>>>

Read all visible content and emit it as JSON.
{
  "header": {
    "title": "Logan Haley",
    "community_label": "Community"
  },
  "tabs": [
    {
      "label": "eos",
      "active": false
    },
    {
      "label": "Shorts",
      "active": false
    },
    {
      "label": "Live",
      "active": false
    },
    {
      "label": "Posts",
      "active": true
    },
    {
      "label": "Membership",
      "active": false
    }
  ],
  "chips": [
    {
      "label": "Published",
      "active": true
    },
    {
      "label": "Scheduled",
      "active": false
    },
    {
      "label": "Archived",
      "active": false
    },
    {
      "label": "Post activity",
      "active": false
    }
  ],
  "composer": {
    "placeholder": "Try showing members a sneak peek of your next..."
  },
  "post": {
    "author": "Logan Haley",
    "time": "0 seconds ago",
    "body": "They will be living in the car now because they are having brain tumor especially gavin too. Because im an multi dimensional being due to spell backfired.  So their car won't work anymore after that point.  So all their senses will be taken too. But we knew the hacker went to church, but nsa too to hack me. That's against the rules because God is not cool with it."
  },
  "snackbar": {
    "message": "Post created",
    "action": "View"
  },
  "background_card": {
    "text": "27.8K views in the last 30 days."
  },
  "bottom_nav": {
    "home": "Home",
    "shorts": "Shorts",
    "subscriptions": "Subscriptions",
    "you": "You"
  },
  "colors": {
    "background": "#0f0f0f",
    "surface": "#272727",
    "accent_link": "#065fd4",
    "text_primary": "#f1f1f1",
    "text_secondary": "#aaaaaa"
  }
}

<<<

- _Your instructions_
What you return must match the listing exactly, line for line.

- _Task output_
Read all visible content and emit it as JSON.
{
  "header": {
    "title": "Logan Haley",
    "community_label": "Community"
  },
  "tabs": [
    {
      "label": "eos",
      "active": false
    },
    {
      "label": "Shorts",
      "active": false
    },
    {
      "label": "Live",
      "active": false
    },
    {
      "label": "Posts",
      "active": true
    },
    {
      "label": "Membership",
      "active": false
    }
  ],
  "chips": [
    {
      "label": "Published",
      "active": true
    },
    {
      "label": "Scheduled",
      "active": false
    },
    {
      "label": "Archived",
      "active": false
    },
    {
      "label": "Post activity",
      "active": false
    }
  ],
  "composer": {
    "placeholder": "Try showing members a sneak peek of your next..."
  },
  "post": {
    "author": "Logan Haley",
    "time": "0 seconds ago",
    "body": "They will be living in the car now because they are having brain tumor especially gavin too. Because im an multi dimensional being due to spell backfired.  So their car won't work anymore after that point.  So all their senses will be taken too. But we knew the hacker went to church, but nsa too to hack me. That's against the rules because God is not cool with it."
  },
  "snackbar": {
    "message": "Post created",
    "action": "View"
  },
  "background_card": {
    "text": "27.8K views in the last 30 days."
  },
  "bottom_nav": {
    "home": "Home",
    "shorts": "Shorts",
    "subscriptions": "Subscriptions",
    "you": "You"
  },
  "colors": {
    "background": "#0f0f0f",
    "surface": "#272727",
    "accent_link": "#065fd4",
    "text_primary": "#f1f1f1",
    "text_secondary": "#aaaaaa"
  }
}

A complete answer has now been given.